Streaming services are in dire straits – yet I’m still shelling out seven | Emma Brockes
JThe first streaming service I subscribed to was Hulu, back in 2009. It was free, with very little content, so the effort-reward ratio of setting up a password was almost too outrageous to get away with. worry. I guess Netflix came next – the first subscription service I paid for. Netflix didn’t have much in 2011 either, but at $8 a month the price was so tempting that it seemed somehow cheaper than free.
Then came Amazon Prime Video, included in the annual Prime plan. At the time, my monthly cable bill was around $140 a month, and this new model offered a surprising promise: not only to lower my bills, but also to avoid having to deal with Time Warner Cable.
Well, ha, as they say. Ten years later, after such modest beginnings, I dare not calculate my monthly subscriptions. My Netflix bill has nearly doubled, Hulu is no longer free, and they’ve been joined by a handful of other streaming services that, cheap in isolation, are almost certainly more than cable.
In our house, in addition to these original streamers, we have Disney+, HBOMax and Peacock Premium Plus. I’m using someone else’s password for Brit Box. I pay for a VPN to get BBC iPlayer. For a very long time, I resisted Apple TV — I didn’t need to see The Morning Show — but this month I gave in and subscribed to watch Severance. My line in the sand is Showtime. I almost did, for Yellowjackets, but I kept my cool and after reporting that the show went downhill after episode three, I’m convinced I made the right call. I won’t do Paramount+ and don’t even talk to me about Starz.
The whole situation has become ridiculous and every month, looking at my expenses, I tell myself that something has to go. It’s not a singular frustration. Last month, Netflix announced a net loss of 200,000 subscribers in the first quarter, with another 2 million losses expected and a nearly 35% drop in the company’s share price. A few days later, CNN+, a subscription service derived from CNN, announced its closure. Consumers are exhausted, financially and otherwise. After the pandemic, we seem to be going out more, with less TV time. There is too much.

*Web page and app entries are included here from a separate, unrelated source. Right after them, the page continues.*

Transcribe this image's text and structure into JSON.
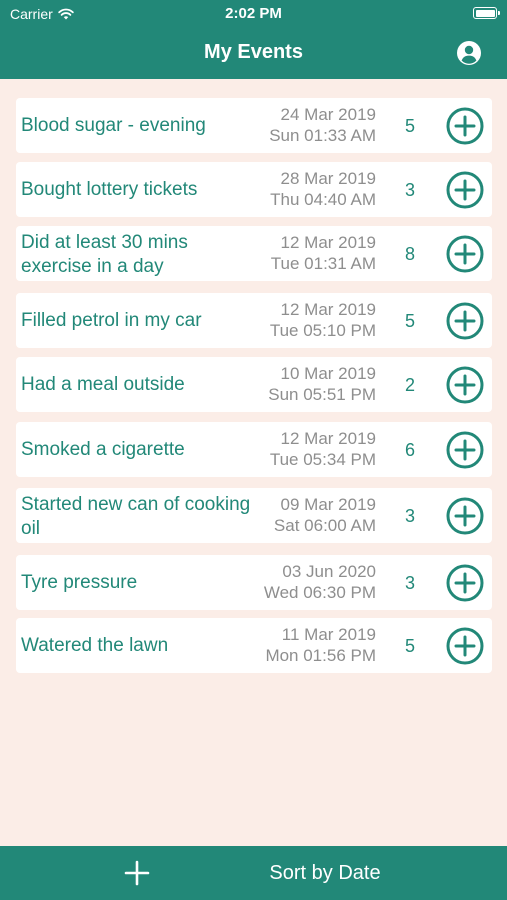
{
  "status_bar": {
    "carrier": "Carrier",
    "time": "2:02 PM"
  },
  "nav": {
    "title": "My Events"
  },
  "colors": {
    "accent": "#228878",
    "background": "#fbede7",
    "date_text": "#8e8e8e"
  },
  "events": [
    {
      "name": "Blood sugar - evening",
      "date": "24 Mar 2019",
      "time": "Sun 01:33 AM",
      "count": "5"
    },
    {
      "name": "Bought lottery tickets",
      "date": "28 Mar 2019",
      "time": "Thu 04:40 AM",
      "count": "3"
    },
    {
      "name": "Did at least 30 mins exercise in a day",
      "date": "12 Mar 2019",
      "time": "Tue 01:31 AM",
      "count": "8"
    },
    {
      "name": "Filled petrol in my car",
      "date": "12 Mar 2019",
      "time": "Tue 05:10 PM",
      "count": "5"
    },
    {
      "name": "Had a meal outside",
      "date": "10 Mar 2019",
      "time": "Sun 05:51 PM",
      "count": "2"
    },
    {
      "name": "Smoked a cigarette",
      "date": "12 Mar 2019",
      "time": "Tue 05:34 PM",
      "count": "6"
    },
    {
      "name": "Started new can of cooking oil",
      "date": "09 Mar 2019",
      "time": "Sat 06:00 AM",
      "count": "3"
    },
    {
      "name": "Tyre pressure",
      "date": "03 Jun 2020",
      "time": "Wed 06:30 PM",
      "count": "3"
    },
    {
      "name": "Watered the lawn",
      "date": "11 Mar 2019",
      "time": "Mon 01:56 PM",
      "count": "5"
    }
  ],
  "toolbar": {
    "sort_label": "Sort by Date"
  },
  "icons": {
    "wifi": "wifi-icon",
    "battery": "battery-icon",
    "profile": "person-circle-icon",
    "row_add": "plus-circle-icon",
    "toolbar_add": "plus-icon"
  }
}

In the case of Netflix, it’s also a matter of quality. In recent years, the company has grossly overpaid for questionable content, including the laughable $100 million it paid for Meghan, the Duchess of Sussex and Prince Harry’s whimsical ideas, an expense that has turned against her. Last week he killed off Pearl, the cartoon Meghan was apparently working on – and it makes me laugh every time – David Furnish, and that, along with the couple’s other unrealized notes, will be a footnote to page in the overall demise of the company. At least Netflix saved on production costs; in recent years, a lot of expensive waste has been filtered out. (Girlboss, anyone? How about Snowpiercer?)

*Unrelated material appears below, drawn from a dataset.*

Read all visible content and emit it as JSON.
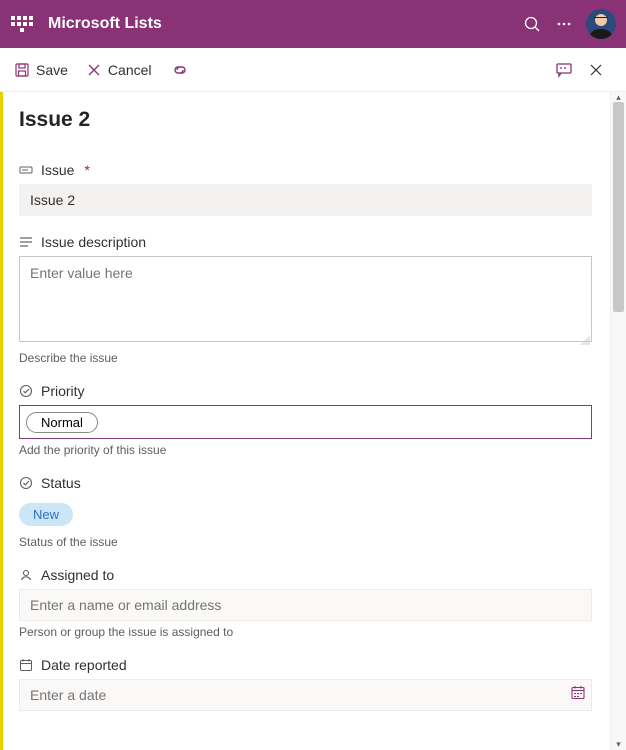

As a result, Netflix announced this week that by the end of the year, it will likely have introduced ads, as have other streamers including Hulu. The company also suggested it could crack down on password sharing. Last month, Netflix mentioned on its earnings call that around 100 million households share their passwords, a fact that could incur a small surcharge when the streamer detects that a given account is being used more than once. address.
It seems reasonable. (I shared my Netflix password with a friend, who shared it with her mother, then changed my password when the streamer cut us off; you can’t watch Netflix on more than two screens simultaneously without Now I’m back to sharing with the same friend – not her mother – but I still have to call her every once in a while and yell at her to kick her son out of her screen, while she’s on hers, so I can get on mine. which goes beyond the subscription tag.)
I would cancel Netflix at this point, if I could. As in 2011, there is nothing on it that I want to watch. Of all the bad decisions, though, the streamer made a really good one: investing in tween shows like Sam & Cat, starring Ariana Grande, and Henry Danger, which my seven-year-olds are addicted to. Cutting them would cause more commotion than I have the energy to. Also: cake shows. My kids have the entire Disney library at their disposal, but – a testament to the oddities of the market and how difficult it is to guess what will keep an audience hungry – would rather watch someone bake a cake that looks like a shoe.